■ Work task ■
Repeat the records. Keep every word and mark exactly as it is.

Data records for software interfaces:
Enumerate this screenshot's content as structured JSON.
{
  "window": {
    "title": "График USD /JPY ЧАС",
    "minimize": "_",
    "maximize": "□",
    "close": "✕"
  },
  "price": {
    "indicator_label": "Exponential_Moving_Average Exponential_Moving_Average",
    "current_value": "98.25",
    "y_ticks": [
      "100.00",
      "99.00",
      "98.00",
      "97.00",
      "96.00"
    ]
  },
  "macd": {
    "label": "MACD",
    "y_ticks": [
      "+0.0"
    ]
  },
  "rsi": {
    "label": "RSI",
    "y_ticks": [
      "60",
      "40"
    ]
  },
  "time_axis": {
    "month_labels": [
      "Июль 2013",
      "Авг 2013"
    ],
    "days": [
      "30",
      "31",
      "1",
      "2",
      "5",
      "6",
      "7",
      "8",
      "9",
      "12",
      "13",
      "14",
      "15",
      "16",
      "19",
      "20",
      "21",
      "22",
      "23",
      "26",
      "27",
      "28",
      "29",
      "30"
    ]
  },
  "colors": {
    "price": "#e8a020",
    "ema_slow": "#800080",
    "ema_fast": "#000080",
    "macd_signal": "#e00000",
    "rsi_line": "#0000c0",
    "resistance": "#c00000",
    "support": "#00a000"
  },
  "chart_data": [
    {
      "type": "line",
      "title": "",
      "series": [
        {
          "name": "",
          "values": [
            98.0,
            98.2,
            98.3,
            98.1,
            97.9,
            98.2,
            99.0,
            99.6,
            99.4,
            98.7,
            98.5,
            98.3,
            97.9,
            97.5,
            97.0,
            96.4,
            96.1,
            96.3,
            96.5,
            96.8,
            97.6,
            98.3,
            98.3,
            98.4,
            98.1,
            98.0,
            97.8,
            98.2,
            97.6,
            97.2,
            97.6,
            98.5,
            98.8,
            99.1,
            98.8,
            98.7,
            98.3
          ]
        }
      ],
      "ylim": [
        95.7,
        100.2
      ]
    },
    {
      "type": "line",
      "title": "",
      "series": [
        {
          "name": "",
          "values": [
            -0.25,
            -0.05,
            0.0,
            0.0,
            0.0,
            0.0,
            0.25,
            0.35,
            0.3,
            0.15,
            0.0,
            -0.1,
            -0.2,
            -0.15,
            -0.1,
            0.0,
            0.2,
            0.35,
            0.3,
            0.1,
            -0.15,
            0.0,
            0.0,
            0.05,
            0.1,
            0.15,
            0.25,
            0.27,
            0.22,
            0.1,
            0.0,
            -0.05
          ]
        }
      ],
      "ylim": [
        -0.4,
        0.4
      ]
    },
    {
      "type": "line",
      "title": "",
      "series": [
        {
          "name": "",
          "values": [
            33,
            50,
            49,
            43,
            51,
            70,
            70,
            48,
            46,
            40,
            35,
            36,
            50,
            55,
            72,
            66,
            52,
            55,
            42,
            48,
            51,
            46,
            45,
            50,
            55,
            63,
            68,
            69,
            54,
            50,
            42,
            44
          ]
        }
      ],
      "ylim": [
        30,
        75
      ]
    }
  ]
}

■ Result below ■
Enumerate this screenshot's content as structured JSON.
{
  "window": {
    "title": "График USD /JPY ЧАС",
    "minimize": "_",
    "maximize": "□",
    "close": "✕"
  },
  "price": {
    "indicator_label": "Exponential_Moving_Average Exponential_Moving_Average",
    "current_value": "98.25",
    "y_ticks": [
      "100.00",
      "99.00",
      "98.00",
      "97.00",
      "96.00"
    ]
  },
  "macd": {
    "label": "MACD",
    "y_ticks": [
      "+0.0"
    ]
  },
  "rsi": {
    "label": "RSI",
    "y_ticks": [
      "60",
      "40"
    ]
  },
  "time_axis": {
    "month_labels": [
      "Июль 2013",
      "Авг 2013"
    ],
    "days": [
      "30",
      "31",
      "1",
      "2",
      "5",
      "6",
      "7",
      "8",
      "9",
      "12",
      "13",
      "14",
      "15",
      "16",
      "19",
      "20",
      "21",
      "22",
      "23",
      "26",
      "27",
      "28",
      "29",
      "30"
    ]
  },
  "colors": {
    "price": "#e8a020",
    "ema_slow": "#800080",
    "ema_fast": "#000080",
    "macd_signal": "#e00000",
    "rsi_line": "#0000c0",
    "resistance": "#c00000",
    "support": "#00a000"
  },
  "chart_data": [
    {
      "type": "line",
      "title": "",
      "series": [
        {
          "name": "",
          "values": [
            98.0,
            98.2,
            98.3,
            98.1,
            97.9,
            98.2,
            99.0,
            99.6,
            99.4,
            98.7,
            98.5,
            98.3,
            97.9,
            97.5,
            97.0,
            96.4,
            96.1,
            96.3,
            96.5,
            96.8,
            97.6,
            98.3,
            98.3,
            98.4,
            98.1,
            98.0,
            97.8,
            98.2,
            97.6,
            97.2,
            97.6,
            98.5,
            98.8,
            99.1,
            98.8,
            98.7,
            98.3
          ]
        }
      ],
      "ylim": [
        95.7,
        100.2
      ]
    },
    {
      "type": "line",
      "title": "",
      "series": [
        {
          "name": "",
          "values": [
            -0.25,
            -0.05,
            0.0,
            0.0,
            0.0,
            0.0,
            0.25,
            0.35,
            0.3,
            0.15,
            0.0,
            -0.1,
            -0.2,
            -0.15,
            -0.1,
            0.0,
            0.2,
            0.35,
            0.3,
            0.1,
            -0.15,
            0.0,
            0.0,
            0.05,
            0.1,
            0.15,
            0.25,
            0.27,
            0.22,
            0.1,
            0.0,
            -0.05
          ]
        }
      ],
      "ylim": [
        -0.4,
        0.4
      ]
    },
    {
      "type": "line",
      "title": "",
      "series": [
        {
          "name": "",
          "values": [
            33,
            50,
            49,
            43,
            51,
            70,
            70,
            48,
            46,
            40,
            35,
            36,
            50,
            55,
            72,
            66,
            52,
            55,
            42,
            48,
            51,
            46,
            45,
            50,
            55,
            63,
            68,
            69,
            54,
            50,
            42,
            44
          ]
        }
      ],
      "ylim": [
        30,
        75
      ]
    }
  ]
}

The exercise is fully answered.